Source records:
------
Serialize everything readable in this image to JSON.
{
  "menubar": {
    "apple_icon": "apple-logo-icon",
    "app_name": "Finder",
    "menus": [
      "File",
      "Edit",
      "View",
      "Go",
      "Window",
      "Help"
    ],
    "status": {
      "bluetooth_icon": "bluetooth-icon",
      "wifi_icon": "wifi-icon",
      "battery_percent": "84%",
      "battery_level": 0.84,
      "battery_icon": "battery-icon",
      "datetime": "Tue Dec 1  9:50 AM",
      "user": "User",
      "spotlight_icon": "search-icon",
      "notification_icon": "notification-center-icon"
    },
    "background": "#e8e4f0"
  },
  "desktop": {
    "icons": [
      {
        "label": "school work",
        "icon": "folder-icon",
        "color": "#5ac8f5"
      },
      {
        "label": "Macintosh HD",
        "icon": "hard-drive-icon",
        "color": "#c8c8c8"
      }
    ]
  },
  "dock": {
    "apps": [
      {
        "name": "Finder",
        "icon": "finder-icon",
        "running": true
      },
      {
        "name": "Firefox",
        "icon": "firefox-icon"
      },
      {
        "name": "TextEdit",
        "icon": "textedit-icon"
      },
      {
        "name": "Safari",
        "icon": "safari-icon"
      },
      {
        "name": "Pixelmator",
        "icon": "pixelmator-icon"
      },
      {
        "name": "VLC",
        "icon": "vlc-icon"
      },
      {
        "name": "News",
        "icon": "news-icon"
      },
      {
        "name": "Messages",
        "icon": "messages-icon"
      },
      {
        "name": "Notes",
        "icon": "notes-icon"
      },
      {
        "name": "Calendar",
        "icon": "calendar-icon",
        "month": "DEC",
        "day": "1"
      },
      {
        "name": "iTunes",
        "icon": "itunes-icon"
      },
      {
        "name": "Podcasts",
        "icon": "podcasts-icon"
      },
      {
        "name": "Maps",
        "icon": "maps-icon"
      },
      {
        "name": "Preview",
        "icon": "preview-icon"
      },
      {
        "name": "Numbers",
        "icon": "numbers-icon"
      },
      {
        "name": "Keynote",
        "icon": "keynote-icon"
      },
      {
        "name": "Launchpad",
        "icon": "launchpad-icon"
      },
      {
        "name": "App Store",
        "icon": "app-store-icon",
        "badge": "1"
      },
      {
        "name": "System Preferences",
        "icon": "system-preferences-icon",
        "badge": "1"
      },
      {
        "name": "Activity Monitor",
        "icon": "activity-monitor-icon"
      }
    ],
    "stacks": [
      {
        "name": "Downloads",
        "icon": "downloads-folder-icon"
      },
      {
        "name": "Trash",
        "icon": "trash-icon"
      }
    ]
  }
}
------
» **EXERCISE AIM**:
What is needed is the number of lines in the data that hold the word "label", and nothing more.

» **ANSWER BOX**:
2